Containers allow you to package your application software and all its dependencies together into one process package. Containers can be managed by different versions which allows teams for easy replication of your same application instance across developers/testers or in your cluster.
A container image includes everything needed to run it: code, runtime, system tools, system libraries, settings etc. Containers are lightweight, can work stand-alone and available for both Linux and Windows based apps. The best thing about container running software is that it will always run the same, regardless of the environment because Docker containers isolate applications from one another and from the underlying infrastructure. for example containers help reduce conflicts between teams running same application but different environments like Development, Testing, Staging or Production environments.
Docker containers running on a single machine share that machine’s operating system kernel; they start instantly and use less resources and RAM. Images are constructed from filesystem layers and share common files. This minimizes disk usage and image downloads are much faster. Docker containers are based on open standards and run on all major Linux distributions, Microsoft Windows.
CONTAINERS Vs. VIRTUAL MACHINES
Containers are an abstraction at the app layer that packages code and dependencies together. Multiple containers can run on the same machine and share the OS kernel with other containers, each running as isolated processes in user space. Containers take up less space than VMs (container images are typically tens of MBs in size), and start almost instantly.
Virtual machines (VMs) are an abstraction of physical hardware turning one server into many servers. The hypervisor allows multiple VMs to run on a single machine. Each VM includes a full copy of an operating system, one or more apps, necessary binaries and libraries - taking up tens of GBs. VMs can also be slow to boot.
Docker file contains a set of docker instructions, So Docker can build images automatically by reading the instructions from a Docker file. A Docker file is a simple text document that contains all the instructions and commands a user can call on the command line to create an image.
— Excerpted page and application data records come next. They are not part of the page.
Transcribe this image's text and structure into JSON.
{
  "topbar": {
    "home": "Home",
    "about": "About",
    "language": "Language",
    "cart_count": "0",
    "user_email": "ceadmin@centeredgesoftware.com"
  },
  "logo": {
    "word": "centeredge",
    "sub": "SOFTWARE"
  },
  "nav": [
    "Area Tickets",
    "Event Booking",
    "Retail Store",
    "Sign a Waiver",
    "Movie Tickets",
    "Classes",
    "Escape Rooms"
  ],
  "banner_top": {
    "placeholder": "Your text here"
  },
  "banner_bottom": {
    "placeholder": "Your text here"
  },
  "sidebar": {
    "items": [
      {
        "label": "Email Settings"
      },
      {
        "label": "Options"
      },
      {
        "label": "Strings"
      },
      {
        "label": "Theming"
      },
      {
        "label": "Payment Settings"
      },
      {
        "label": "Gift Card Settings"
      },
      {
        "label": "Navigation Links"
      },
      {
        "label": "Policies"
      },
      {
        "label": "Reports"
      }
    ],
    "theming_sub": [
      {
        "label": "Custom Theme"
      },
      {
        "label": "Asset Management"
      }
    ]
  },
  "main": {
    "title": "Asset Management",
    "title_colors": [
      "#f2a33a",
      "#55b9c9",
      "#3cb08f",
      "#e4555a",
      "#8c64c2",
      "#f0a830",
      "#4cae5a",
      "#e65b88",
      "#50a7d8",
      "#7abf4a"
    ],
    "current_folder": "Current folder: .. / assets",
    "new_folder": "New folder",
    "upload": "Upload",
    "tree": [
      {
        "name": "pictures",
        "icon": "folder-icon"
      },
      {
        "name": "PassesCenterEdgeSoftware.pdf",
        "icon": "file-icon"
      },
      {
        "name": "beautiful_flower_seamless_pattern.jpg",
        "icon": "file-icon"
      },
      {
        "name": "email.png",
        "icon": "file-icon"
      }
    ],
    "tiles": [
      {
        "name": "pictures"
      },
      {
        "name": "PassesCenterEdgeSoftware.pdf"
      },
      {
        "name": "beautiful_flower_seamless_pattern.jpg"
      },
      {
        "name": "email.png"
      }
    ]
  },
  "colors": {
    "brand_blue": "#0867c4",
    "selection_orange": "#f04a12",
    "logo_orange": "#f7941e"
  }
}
docker build command creates an image from a Docker file. Docker File looks Like below Example:
# our base image FROM alpine:3.5 # Install python and pip RUN apk add --update py2-pip # copy files required for the app to run COPY app.py /usr/src/app/ COPY templates/index.html /usr/src/app/templates/ # tell the port number the container should expose EXPOSE 5000 # run the application CMD ["python", "/usr/src/app/app.py"]
An instance of an image is called a container. An image is really a template that can be turned into a container. To turn an image into a running container, the Docker engine takes your image, adds a read-write filesystem on top and initializes various settings including network ports, container name, ID and resource limits. If you start the image, you have a running container of this image. You can have many running containers of the same image and you can scale containers from image. If we try to understand in Java terms: Images are like Java Class and containers are the instance/object of the Java Class, Like we can create any no of instance of a class we want by single line.
Images are stored in a Docker registry such as hub.docker.com. Because they can become quite large, images are designed to be composed of layers of other images, allowing a minimal amount of data to be sent when transferring images over the network.
docker run command is used to start a container from the Image with other command parameters.
Docker File => Image => Container
Below image describes the process and commands used for creating a running container from simple text file.
Docker Engine is a client-server application which contains components like A server which is a type of long-running program called a daemon, REST API interface to talk to daemon and instruct it what to do and Client which is nothing but command line interface. The background service running on the host that manages building, running and distributing Docker containers.
Docker client is a command line tool that allows the user to interact with the Docker daemon in client server manner using API’s.
Docker Registry or store is a place to store Docker images it can be Docker Hub and Docker Cloud or your private registry. You can think of the registry as a directory of all available Docker images.
How Containers are made:
So there are many components are running in background to run a container. Docker uses a client-server architecture where the Docker client talks to the Docker daemon, which is the responsible person for downloading image, creating, running, and scaling your Docker containers. The Docker client and daemon can run on the same system, or you can connect a Docker client to a remote Docker daemon. The Docker client and daemon communicate using a REST API, over a network interface. Below in the images I have taken from Docker Website for showing the architecture:
Behind the scenes, When You Start Docker Container
There are lots of steps performed while creating container when you call
docker run command.
- Docker client contacts to the Docker daemon process.
- The Docker daemon checks local store if the Docker Image of the application is available locally, and if not, downloads the image from Docker Hub. ( If you have pulled the image already, the download step will be skipped)
- The Docker daemon creates the container and then runs all commands in that container.
- The Docker daemon send back the output of the command to the Docker client for the user.
So it’s an overview of what are containers and how docker works inside and Build Container, you can read more about docker in depth in official Documentation.